↓↓↓

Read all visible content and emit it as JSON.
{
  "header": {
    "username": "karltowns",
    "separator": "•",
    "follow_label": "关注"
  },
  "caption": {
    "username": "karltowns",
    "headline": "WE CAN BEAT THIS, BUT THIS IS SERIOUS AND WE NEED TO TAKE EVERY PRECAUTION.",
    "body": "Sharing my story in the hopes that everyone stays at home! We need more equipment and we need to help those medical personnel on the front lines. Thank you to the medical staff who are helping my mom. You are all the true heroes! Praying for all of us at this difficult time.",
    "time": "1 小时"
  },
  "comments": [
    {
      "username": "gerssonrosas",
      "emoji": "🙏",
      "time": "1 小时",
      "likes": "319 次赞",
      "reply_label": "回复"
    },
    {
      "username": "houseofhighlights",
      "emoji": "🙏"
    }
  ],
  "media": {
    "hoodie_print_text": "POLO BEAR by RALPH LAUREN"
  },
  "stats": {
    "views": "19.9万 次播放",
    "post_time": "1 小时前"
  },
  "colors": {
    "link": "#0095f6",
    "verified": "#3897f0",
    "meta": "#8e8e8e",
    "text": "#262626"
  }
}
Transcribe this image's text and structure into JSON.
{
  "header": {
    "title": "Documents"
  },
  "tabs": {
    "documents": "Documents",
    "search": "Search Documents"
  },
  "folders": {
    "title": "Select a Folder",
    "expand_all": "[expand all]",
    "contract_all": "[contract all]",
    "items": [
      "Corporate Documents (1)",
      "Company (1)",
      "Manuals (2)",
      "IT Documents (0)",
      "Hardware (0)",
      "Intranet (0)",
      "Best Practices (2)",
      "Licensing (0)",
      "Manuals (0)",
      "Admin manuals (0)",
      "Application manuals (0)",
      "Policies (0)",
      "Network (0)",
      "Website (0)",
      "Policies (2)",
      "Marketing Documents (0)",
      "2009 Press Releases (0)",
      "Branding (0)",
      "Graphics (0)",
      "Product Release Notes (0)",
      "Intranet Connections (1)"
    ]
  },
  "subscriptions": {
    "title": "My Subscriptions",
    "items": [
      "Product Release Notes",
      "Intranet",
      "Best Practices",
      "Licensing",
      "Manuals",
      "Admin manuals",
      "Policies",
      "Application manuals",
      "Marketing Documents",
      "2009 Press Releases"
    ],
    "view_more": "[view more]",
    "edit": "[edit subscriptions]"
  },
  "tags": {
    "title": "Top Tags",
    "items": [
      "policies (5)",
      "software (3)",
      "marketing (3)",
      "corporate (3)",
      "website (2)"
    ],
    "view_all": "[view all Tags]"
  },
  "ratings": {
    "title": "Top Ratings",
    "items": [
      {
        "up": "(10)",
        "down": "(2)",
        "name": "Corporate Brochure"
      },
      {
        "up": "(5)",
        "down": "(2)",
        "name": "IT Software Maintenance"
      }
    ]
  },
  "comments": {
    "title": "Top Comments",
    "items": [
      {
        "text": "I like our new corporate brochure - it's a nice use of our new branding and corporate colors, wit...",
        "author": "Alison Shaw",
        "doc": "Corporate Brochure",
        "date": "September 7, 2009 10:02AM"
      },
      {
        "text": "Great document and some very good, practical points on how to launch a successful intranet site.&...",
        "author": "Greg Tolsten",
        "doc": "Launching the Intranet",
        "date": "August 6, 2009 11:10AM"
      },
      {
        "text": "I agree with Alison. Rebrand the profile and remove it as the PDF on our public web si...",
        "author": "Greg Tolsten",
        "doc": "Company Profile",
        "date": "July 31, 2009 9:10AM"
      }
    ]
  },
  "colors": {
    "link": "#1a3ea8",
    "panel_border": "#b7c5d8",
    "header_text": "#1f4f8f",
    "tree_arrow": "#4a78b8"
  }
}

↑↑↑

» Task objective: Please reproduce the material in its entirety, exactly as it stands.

» Solution:
Read all visible content and emit it as JSON.
{
  "header": {
    "username": "karltowns",
    "separator": "•",
    "follow_label": "关注"
  },
  "caption": {
    "username": "karltowns",
    "headline": "WE CAN BEAT THIS, BUT THIS IS SERIOUS AND WE NEED TO TAKE EVERY PRECAUTION.",
    "body": "Sharing my story in the hopes that everyone stays at home! We need more equipment and we need to help those medical personnel on the front lines. Thank you to the medical staff who are helping my mom. You are all the true heroes! Praying for all of us at this difficult time.",
    "time": "1 小时"
  },
  "comments": [
    {
      "username": "gerssonrosas",
      "emoji": "🙏",
      "time": "1 小时",
      "likes": "319 次赞",
      "reply_label": "回复"
    },
    {
      "username": "houseofhighlights",
      "emoji": "🙏"
    }
  ],
  "media": {
    "hoodie_print_text": "POLO BEAR by RALPH LAUREN"
  },
  "stats": {
    "views": "19.9万 次播放",
    "post_time": "1 小时前"
  },
  "colors": {
    "link": "#0095f6",
    "verified": "#3897f0",
    "meta": "#8e8e8e",
    "text": "#262626"
  }
}
Transcribe this image's text and structure into JSON.
{
  "header": {
    "title": "Documents"
  },
  "tabs": {
    "documents": "Documents",
    "search": "Search Documents"
  },
  "folders": {
    "title": "Select a Folder",
    "expand_all": "[expand all]",
    "contract_all": "[contract all]",
    "items": [
      "Corporate Documents (1)",
      "Company (1)",
      "Manuals (2)",
      "IT Documents (0)",
      "Hardware (0)",
      "Intranet (0)",
      "Best Practices (2)",
      "Licensing (0)",
      "Manuals (0)",
      "Admin manuals (0)",
      "Application manuals (0)",
      "Policies (0)",
      "Network (0)",
      "Website (0)",
      "Policies (2)",
      "Marketing Documents (0)",
      "2009 Press Releases (0)",
      "Branding (0)",
      "Graphics (0)",
      "Product Release Notes (0)",
      "Intranet Connections (1)"
    ]
  },
  "subscriptions": {
    "title": "My Subscriptions",
    "items": [
      "Product Release Notes",
      "Intranet",
      "Best Practices",
      "Licensing",
      "Manuals",
      "Admin manuals",
      "Policies",
      "Application manuals",
      "Marketing Documents",
      "2009 Press Releases"
    ],
    "view_more": "[view more]",
    "edit": "[edit subscriptions]"
  },
  "tags": {
    "title": "Top Tags",
    "items": [
      "policies (5)",
      "software (3)",
      "marketing (3)",
      "corporate (3)",
      "website (2)"
    ],
    "view_all": "[view all Tags]"
  },
  "ratings": {
    "title": "Top Ratings",
    "items": [
      {
        "up": "(10)",
        "down": "(2)",
        "name": "Corporate Brochure"
      },
      {
        "up": "(5)",
        "down": "(2)",
        "name": "IT Software Maintenance"
      }
    ]
  },
  "comments": {
    "title": "Top Comments",
    "items": [
      {
        "text": "I like our new corporate brochure - it's a nice use of our new branding and corporate colors, wit...",
        "author": "Alison Shaw",
        "doc": "Corporate Brochure",
        "date": "September 7, 2009 10:02AM"
      },
      {
        "text": "Great document and some very good, practical points on how to launch a successful intranet site.&...",
        "author": "Greg Tolsten",
        "doc": "Launching the Intranet",
        "date": "August 6, 2009 11:10AM"
      },
      {
        "text": "I agree with Alison. Rebrand the profile and remove it as the PDF on our public web si...",
        "author": "Greg Tolsten",
        "doc": "Company Profile",
        "date": "July 31, 2009 9:10AM"
      }
    ]
  },
  "colors": {
    "link": "#1a3ea8",
    "panel_border": "#b7c5d8",
    "header_text": "#1f4f8f",
    "tree_arrow": "#4a78b8"
  }
}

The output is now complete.